When barely sustaining and playing the waiting game, I have to be careful to fly as efficiently as possible and to utilize shallow bank angles. It would appear that the performance capabilities of the Carbon Dragon (circa 100 fpm minimum sink) in combination with the low speeds and small turning radii are just barely inside the parameters necessary to utilize leak- off microlift. Conversely, to circle too tightly introduces just enough degradation in sink rate to render the overall technique ineffective. Of course once the bubble breaks away, the structure seems to concentrate into a smaller column and then tighter coring is definitely in order.
A variation along this theme occurs in higher winds. Instead of the bubble building in time over a singular location, the surface winds regularly detach the weak leak-off bubbles early from their source and they begin drifting with the wind. Then another forms pretty soon over the original source, the wind tears it away, and on we go. What microlift technique can be utilized in this instance? Park yourself over the source, continuing to descend to the 500' level or lower if necessary, in the hopes that a big enough one will break free to send you back to the upper levels. If not, take the next one that leaves and commit to drift with it. What happens in these conditions is that the weak lift may take you a few hundred feet higher, but no more. Stay with it. You've made your decision. Sustain in the bubble, not over the ground source. Do not exit and try to find a stronger one. Not only is it unlikely that you will find a stronger one in a random search of these conditions, but you certainly don't have the altitude or time to explore for very long.

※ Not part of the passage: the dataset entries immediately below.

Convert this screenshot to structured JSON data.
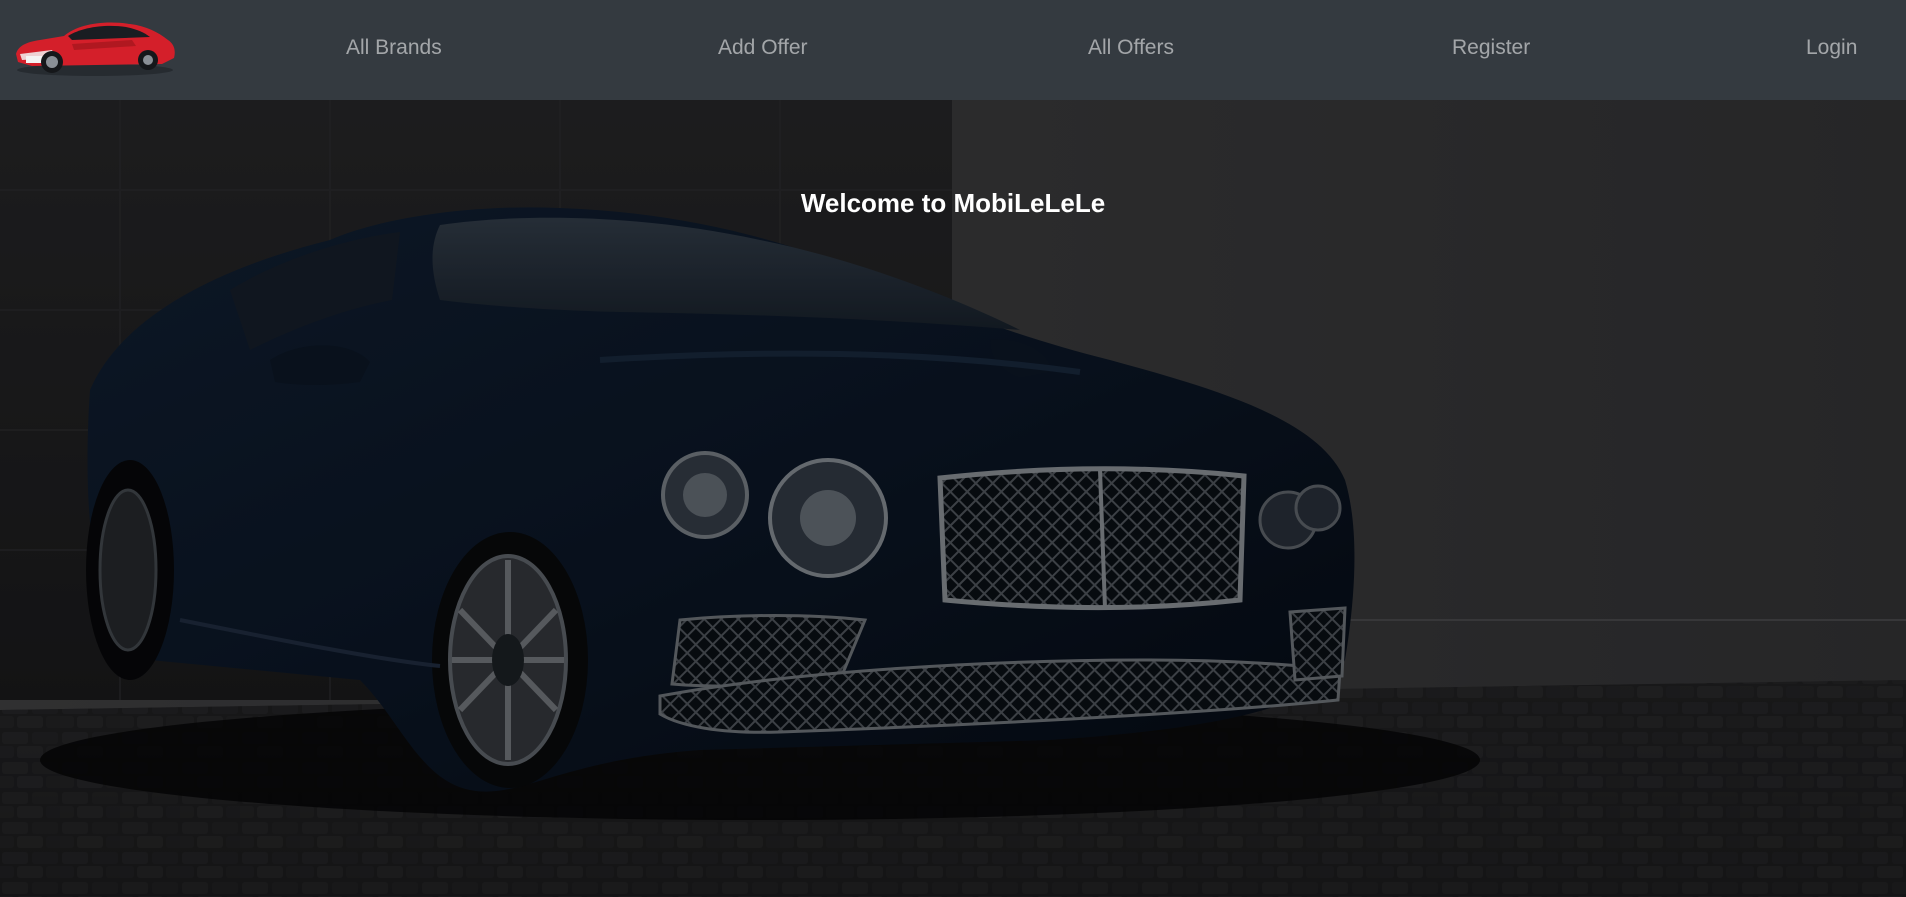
{
  "nav": {
    "logo_alt": "red sports car logo",
    "links": [
      {
        "label": "All Brands"
      },
      {
        "label": "Add Offer"
      },
      {
        "label": "All Offers"
      },
      {
        "label": "Register"
      },
      {
        "label": "Login"
      }
    ]
  },
  "hero": {
    "title": "Welcome to MobiLeLeLe",
    "image_icon": "luxury-car-photo"
  },
  "colors": {
    "navbar_bg": "#343a40",
    "nav_link": "#a6a9ac",
    "hero_title": "#ffffff",
    "logo_car": "#e0202a"
  }
}
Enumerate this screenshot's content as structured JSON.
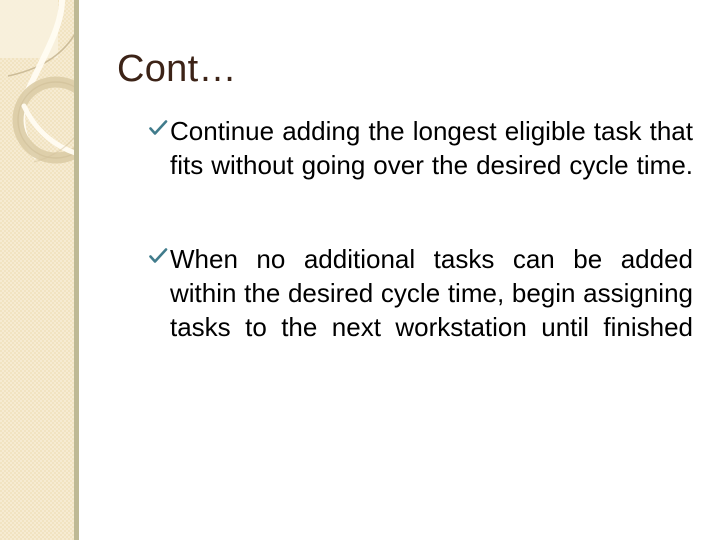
{
  "slide": {
    "title": "Cont…",
    "title_color": "#3C2317",
    "background_color": "#FFFFFF",
    "body_text_color": "#000000",
    "bullet_icon": "check-icon",
    "bullet_icon_color": "#417C8C",
    "sidebar": {
      "base_color": "#F0E2BE",
      "highlight_color": "#F7EED6",
      "edge_color": "#BDB894",
      "ring_color": "#D9C9A3",
      "arc_light_color": "#FFFBF0",
      "arc_thin_color": "#C9B894"
    },
    "bullets": [
      {
        "icon": "check-icon",
        "text": "Continue adding the longest eligible task that fits without going over the desired cycle time."
      },
      {
        "icon": "check-icon",
        "text": "When no additional tasks can be added within the desired cycle time, begin assigning tasks to the next workstation until finished"
      }
    ]
  }
}
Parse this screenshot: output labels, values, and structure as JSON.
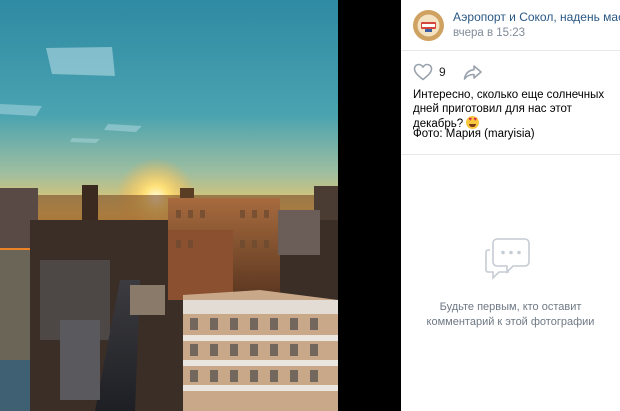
{
  "post": {
    "author": "Аэропорт и Сокол, надень маску",
    "date": "вчера в 15:23",
    "likes": "9",
    "text": "Интересно, сколько еще солнечных дней приготовил для нас этот декабрь?",
    "photo_credit": "Фото: Мария (maryisia)"
  },
  "comments": {
    "empty_line1": "Будьте первым, кто оставит",
    "empty_line2": "комментарий к этой фотографии"
  },
  "icons": {
    "like": "heart-icon",
    "share": "share-arrow-icon",
    "comments": "comments-icon",
    "emoji": "heart-eyes-emoji"
  },
  "colors": {
    "link": "#2a5885",
    "secondary_text": "#818c99",
    "icon_gray": "#99a2ad"
  }
}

What happens in these situations is that the bubble you are with will eventually contact another good ground source, combine with it's heated potential, and nearly always provide you the energy to go back to the upper levels. In this instance, you'll find yourself working what we may refer to as cumulative thermals. It can actually be quite predictable... drifting along, barely sustaining over green fields... and spotting a big plowed one coming up in about a mile or so. Sure enough, when you get there, it all comes together and you're gone!
Without a doubt, there's usable lift to be found down here, in close proximity to the earth. Capturing it's potential requires a combination of the right equipment and the right techniques. Of course, nothing presented herein should be construed as a contradiction of the old soaring adage "Get high and stay high!". But when everything else has failed you, and you're just not yet resigned to landing, nap-of the-earth microlift may prove to be your answer.
Hopefully there's something here which will prove useful to you whether you fly a hang glider, a standard class sailplane, or a Nimbus IV. And, I hope it gives impetus to those interested in exploring the emerging field of ultralight and light sailplanes. Whether it's the excellent soarability, the increased number of usable landing fields, the efficiency of micropatterns, or the reliability of a nap-of-the-earth save, this class has much to offer. In case you haven't already guessed it, I'm thoroughly enjoying myself in this regime!
Best Regards & Air Time To All, Gary Osoba